Throughout her whole life, the IRIS CKD recommendations were closely adhered to, and she was brought in for labs at a minimum of every 3 months. This case highlights chronic management of a patient post-Leptospirosis infection. It also is quite fascinating that this patient did so well. After 2 weeks in the ICU, I had literally sent this patient home to spend some time with the owner before having to be euthanized. This is an excellent case to show that pleasant surprises can happen even in the worst ones.

I moved to Dallas to practice Internal Medicine, and this owner actually drove to Dallas every 3 months to continue to be my patient. I ‘retired’ from clinical practice and was still able to be instrumental in this patient’s care until the end. About 1 month before she passed, I was able to see her for a long visit.

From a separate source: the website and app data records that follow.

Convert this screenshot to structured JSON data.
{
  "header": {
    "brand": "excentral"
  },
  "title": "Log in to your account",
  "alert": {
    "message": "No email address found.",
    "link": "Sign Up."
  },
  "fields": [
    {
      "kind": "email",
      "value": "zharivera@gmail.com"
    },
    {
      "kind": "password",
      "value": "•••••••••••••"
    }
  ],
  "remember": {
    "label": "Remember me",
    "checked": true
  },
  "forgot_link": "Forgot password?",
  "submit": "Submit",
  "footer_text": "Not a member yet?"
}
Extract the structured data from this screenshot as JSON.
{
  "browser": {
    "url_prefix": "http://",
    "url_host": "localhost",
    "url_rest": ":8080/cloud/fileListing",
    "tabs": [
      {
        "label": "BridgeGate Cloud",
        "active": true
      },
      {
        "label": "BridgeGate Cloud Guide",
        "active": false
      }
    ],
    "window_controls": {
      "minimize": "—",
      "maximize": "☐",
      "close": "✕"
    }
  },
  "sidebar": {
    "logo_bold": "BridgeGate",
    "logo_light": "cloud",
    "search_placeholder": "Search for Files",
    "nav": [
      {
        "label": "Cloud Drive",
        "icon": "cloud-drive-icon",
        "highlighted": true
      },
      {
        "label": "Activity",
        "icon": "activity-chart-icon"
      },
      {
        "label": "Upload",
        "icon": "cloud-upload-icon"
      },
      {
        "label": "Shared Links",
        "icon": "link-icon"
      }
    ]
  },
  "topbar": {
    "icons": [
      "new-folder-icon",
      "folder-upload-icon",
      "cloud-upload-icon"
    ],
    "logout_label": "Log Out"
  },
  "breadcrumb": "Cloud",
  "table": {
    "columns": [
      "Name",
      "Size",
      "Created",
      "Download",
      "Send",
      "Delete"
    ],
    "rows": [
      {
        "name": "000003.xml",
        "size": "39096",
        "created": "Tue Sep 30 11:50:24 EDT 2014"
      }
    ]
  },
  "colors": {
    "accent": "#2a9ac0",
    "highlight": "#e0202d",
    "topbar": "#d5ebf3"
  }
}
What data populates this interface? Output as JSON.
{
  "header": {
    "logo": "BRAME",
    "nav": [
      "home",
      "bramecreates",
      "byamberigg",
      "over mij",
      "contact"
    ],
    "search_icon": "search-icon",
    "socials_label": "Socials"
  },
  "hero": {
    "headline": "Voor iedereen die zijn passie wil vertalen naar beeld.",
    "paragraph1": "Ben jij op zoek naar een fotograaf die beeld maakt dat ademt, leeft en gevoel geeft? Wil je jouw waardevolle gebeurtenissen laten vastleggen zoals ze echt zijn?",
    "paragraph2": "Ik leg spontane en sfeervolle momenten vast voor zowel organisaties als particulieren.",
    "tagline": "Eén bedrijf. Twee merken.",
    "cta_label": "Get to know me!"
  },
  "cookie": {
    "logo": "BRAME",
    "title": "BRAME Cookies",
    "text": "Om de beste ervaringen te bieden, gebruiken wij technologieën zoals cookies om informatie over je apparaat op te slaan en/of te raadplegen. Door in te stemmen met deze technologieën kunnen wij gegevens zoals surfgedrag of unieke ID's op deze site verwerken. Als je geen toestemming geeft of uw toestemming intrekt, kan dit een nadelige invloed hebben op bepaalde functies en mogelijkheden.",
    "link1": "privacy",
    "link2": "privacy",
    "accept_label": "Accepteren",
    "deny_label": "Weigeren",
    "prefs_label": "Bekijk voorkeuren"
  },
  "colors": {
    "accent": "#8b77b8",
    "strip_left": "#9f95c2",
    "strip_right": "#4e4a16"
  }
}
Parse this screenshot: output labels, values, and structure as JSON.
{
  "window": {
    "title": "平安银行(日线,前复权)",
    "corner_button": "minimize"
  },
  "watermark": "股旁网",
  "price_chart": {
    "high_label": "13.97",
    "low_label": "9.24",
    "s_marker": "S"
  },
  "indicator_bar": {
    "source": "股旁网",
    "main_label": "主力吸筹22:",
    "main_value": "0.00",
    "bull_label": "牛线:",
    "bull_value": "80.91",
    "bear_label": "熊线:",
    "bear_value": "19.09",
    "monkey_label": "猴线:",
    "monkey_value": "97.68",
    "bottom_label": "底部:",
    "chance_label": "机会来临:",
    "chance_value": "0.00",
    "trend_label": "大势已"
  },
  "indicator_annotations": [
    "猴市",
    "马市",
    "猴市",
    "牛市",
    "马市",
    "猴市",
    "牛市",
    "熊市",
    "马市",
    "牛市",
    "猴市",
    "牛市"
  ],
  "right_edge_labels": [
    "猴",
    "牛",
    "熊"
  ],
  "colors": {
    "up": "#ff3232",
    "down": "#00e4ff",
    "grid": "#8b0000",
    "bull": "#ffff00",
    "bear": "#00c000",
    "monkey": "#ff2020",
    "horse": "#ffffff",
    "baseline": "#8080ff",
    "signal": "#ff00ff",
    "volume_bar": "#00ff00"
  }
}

The owner’s compliance, hard work, and being an advocate for her dog were instrumental in StellaLuna’s ultimate success. This was a rewarding case and really supported the reason why I became a veterinarian.

To learn more about using real-time, sonographer assisted veterinary ultrasound in your practice to evaluate conditions such as Leptospirosis (and how you can get fast help from board-certified specialists to read the scans) click here.



StellaLuna December 5, 2011 - June 28, 2022